**Your objective**
Count the lines holding the string "clearInterval" in the records, and give only the count.

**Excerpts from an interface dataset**

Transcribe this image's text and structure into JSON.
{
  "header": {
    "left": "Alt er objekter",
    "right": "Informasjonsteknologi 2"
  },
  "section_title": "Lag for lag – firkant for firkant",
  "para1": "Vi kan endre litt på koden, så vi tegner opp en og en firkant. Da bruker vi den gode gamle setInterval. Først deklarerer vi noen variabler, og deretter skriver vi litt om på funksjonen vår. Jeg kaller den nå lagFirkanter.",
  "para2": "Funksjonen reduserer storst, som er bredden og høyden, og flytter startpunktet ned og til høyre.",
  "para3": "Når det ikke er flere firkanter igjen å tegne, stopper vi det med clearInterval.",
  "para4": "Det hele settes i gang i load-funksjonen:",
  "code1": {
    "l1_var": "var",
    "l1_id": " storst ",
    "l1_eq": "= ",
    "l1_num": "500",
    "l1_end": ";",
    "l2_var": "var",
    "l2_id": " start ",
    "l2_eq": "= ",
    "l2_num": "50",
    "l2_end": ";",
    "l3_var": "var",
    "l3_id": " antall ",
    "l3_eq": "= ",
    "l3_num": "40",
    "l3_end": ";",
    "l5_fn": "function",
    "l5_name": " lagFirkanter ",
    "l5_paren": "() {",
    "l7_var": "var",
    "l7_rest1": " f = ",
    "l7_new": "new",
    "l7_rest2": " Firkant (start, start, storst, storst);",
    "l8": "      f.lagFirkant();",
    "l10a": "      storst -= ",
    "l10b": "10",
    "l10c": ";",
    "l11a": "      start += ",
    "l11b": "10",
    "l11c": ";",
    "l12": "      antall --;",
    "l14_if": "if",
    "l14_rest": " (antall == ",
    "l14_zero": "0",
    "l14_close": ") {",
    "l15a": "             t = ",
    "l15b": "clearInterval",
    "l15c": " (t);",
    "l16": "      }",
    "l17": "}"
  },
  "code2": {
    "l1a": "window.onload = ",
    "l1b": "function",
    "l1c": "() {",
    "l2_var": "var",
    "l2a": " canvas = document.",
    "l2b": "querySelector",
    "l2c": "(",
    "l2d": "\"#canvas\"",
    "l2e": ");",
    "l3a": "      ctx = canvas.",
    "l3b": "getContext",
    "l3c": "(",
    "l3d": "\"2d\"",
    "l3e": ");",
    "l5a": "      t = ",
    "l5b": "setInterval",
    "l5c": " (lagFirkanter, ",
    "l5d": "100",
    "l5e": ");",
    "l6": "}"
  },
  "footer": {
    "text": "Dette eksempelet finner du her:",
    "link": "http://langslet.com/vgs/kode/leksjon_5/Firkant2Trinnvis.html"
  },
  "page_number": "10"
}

**Result of the exercise**
2